For some, the need to lose weight is clear. Those whose body weight places them into the obese or morbidly obese categories are well aware that they are carrying too many pounds. But what about the borderline overweight? Is that ten pounds over the ideal weight raising your risk of health complications? Are you just ‘big-boned’? How do you decide if you really need to lose weight – and how much you need to lose?
Doctors have a number of different ways to measure the need to lose weight. Long gone are the years when they relied on an insurance company chart of ‘ideal weights’. The most commonly used measure is the Body Mass Index (BMI). The BMI measures your weight relative to your height.
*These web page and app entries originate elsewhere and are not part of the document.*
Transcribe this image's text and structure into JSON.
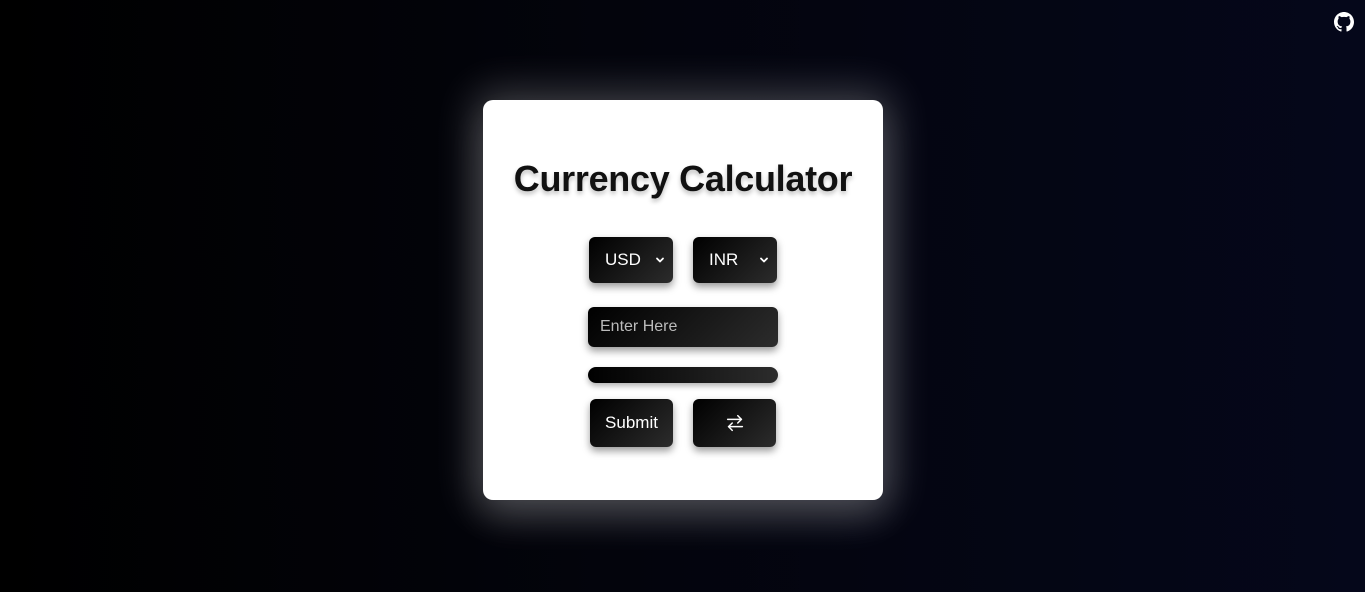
{
  "header": {
    "github_icon": "github-icon"
  },
  "calculator": {
    "title": "Currency Calculator",
    "from_currency": {
      "selected": "USD",
      "icon": "chevron-down-icon"
    },
    "to_currency": {
      "selected": "INR",
      "icon": "chevron-down-icon"
    },
    "amount_input": {
      "placeholder": "Enter Here",
      "value": ""
    },
    "result": "",
    "submit_label": "Submit",
    "swap_icon": "swap-arrows-icon"
  },
  "colors": {
    "background": "#000000",
    "card": "#ffffff",
    "control": "#111111",
    "text_light": "#ffffff"
  }
}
It is generally an accurate representation of muscle-to-fat ratio, though there are some limitations.
- It may overestimate the BMI of an athletic person, because muscle is denser and weighs more than fat.
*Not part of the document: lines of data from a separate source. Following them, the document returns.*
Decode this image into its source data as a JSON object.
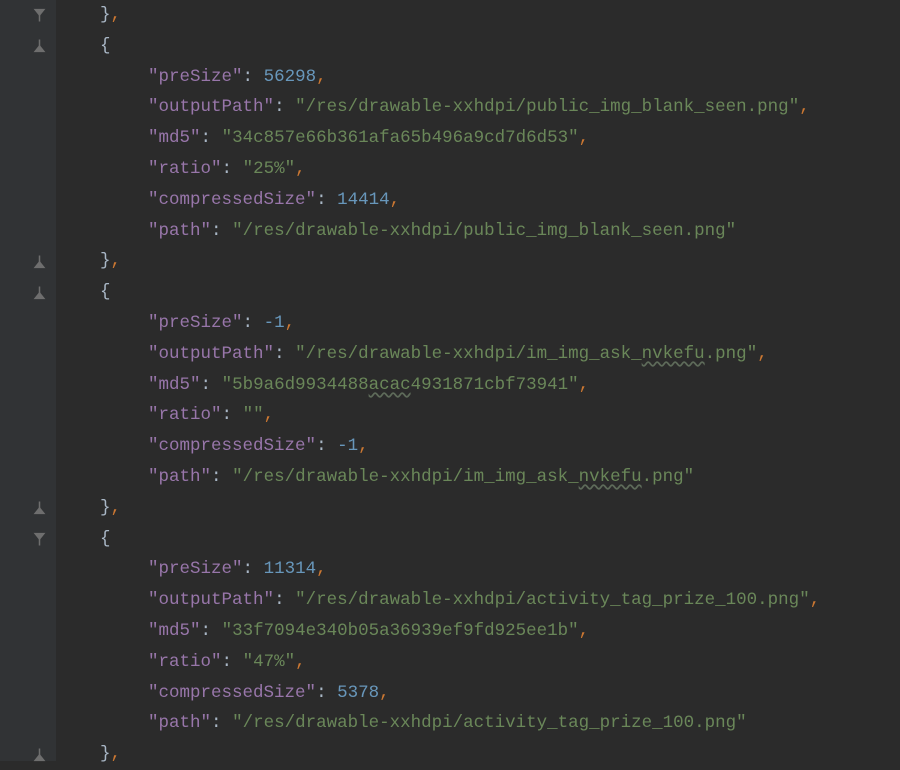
{
  "keys": {
    "preSize": "preSize",
    "outputPath": "outputPath",
    "md5": "md5",
    "ratio": "ratio",
    "compressedSize": "compressedSize",
    "path": "path"
  },
  "blocks": [
    {
      "preSize": "56298",
      "outputPath": "/res/drawable-xxhdpi/public_img_blank_seen.png",
      "md5": "34c857e66b361afa65b496a9cd7d6d53",
      "ratio": "25%",
      "compressedSize": "14414",
      "path": "/res/drawable-xxhdpi/public_img_blank_seen.png"
    },
    {
      "preSize": "-1",
      "outputPath": "/res/drawable-xxhdpi/im_img_ask_nvkefu.png",
      "outputPath_pre": "/res/drawable-xxhdpi/im_img_ask_",
      "outputPath_wavy": "nvkefu",
      "outputPath_post": ".png",
      "md5": "5b9a6d9934488acac4931871cbf73941",
      "md5_pre": "5b9a6d9934488",
      "md5_wavy": "acac",
      "md5_post": "4931871cbf73941",
      "ratio": "",
      "compressedSize": "-1",
      "path": "/res/drawable-xxhdpi/im_img_ask_nvkefu.png",
      "path_pre": "/res/drawable-xxhdpi/im_img_ask_",
      "path_wavy": "nvkefu",
      "path_post": ".png"
    },
    {
      "preSize": "11314",
      "outputPath": "/res/drawable-xxhdpi/activity_tag_prize_100.png",
      "md5": "33f7094e340b05a36939ef9fd925ee1b",
      "ratio": "47%",
      "compressedSize": "5378",
      "path": "/res/drawable-xxhdpi/activity_tag_prize_100.png"
    }
  ]
}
- It may underestimate the BMI of an older person, or others who have low muscle mass.
If your BMI is above 25.0, your doctor or other medical professional can advise you on the best weight loss plan for you. You should know that there are great benefits to losing even a moderate amount of weight. Some of those include:
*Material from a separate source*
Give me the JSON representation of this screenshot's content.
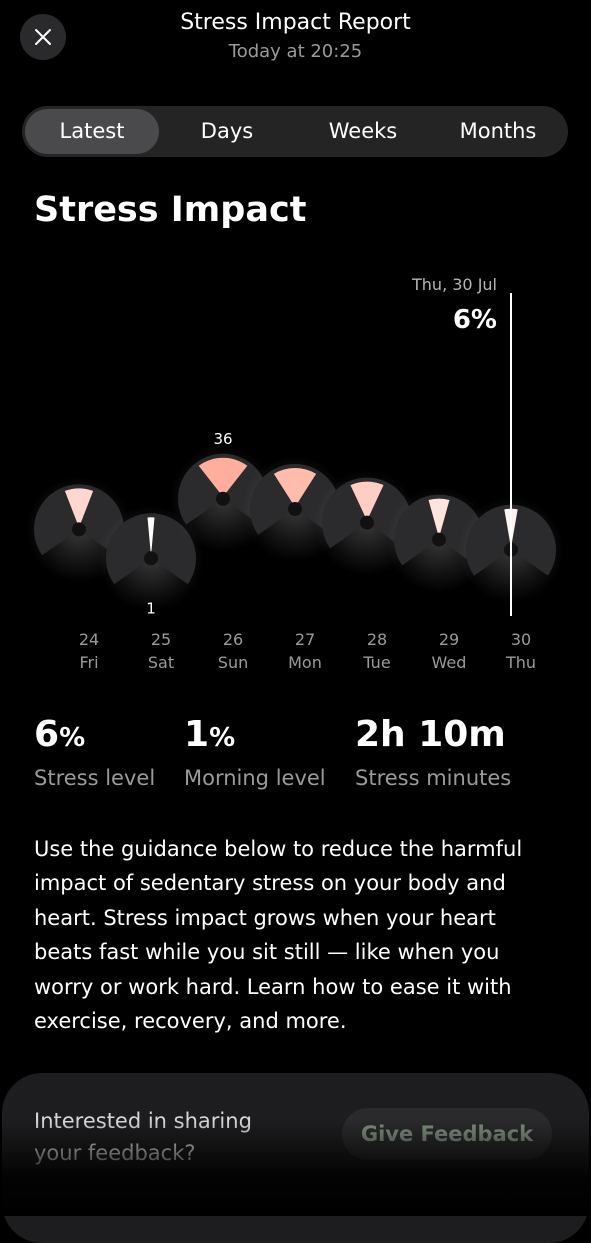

- Lowering your risk of diabetes. According to the American Diabetes Association, a weight loss of as little as 10 pounds can decrease the chances of pre-diabetes developing into diabetes by 58%.
- Lower your risk of heart disease. The American Heart Association states that coronary problems are directly correlated to weight. By losing weight to bring your BMI to within normal ranges, you significantly lower your risk of developing heart problems.
- Reduce your risk of arthritis and pain from arthritis. A number of forms of arthritis are related to weight. Losing weight substantially decreases the strain that additional weight places you your knees, hips, back and ankles.
Are you motivated to get started? Here are three ways that you can start losing weight today:
Cut out white breads and sugars.
Substitute whole grains for refined flours and sugars, and you’ll automatically reduce the number of calories that you consume daily.
Eat more fresh vegetables.
Fresh vegetables, especially raw, are a significant source of many of the vitamins and minerals that your body needs daily. They’re high in nutrition, while low in calories. By increasing the amount of fresh vegetables that you eat and reducing the amount of processed, refined foods, you’ll cut calories and carbohydrates significantly.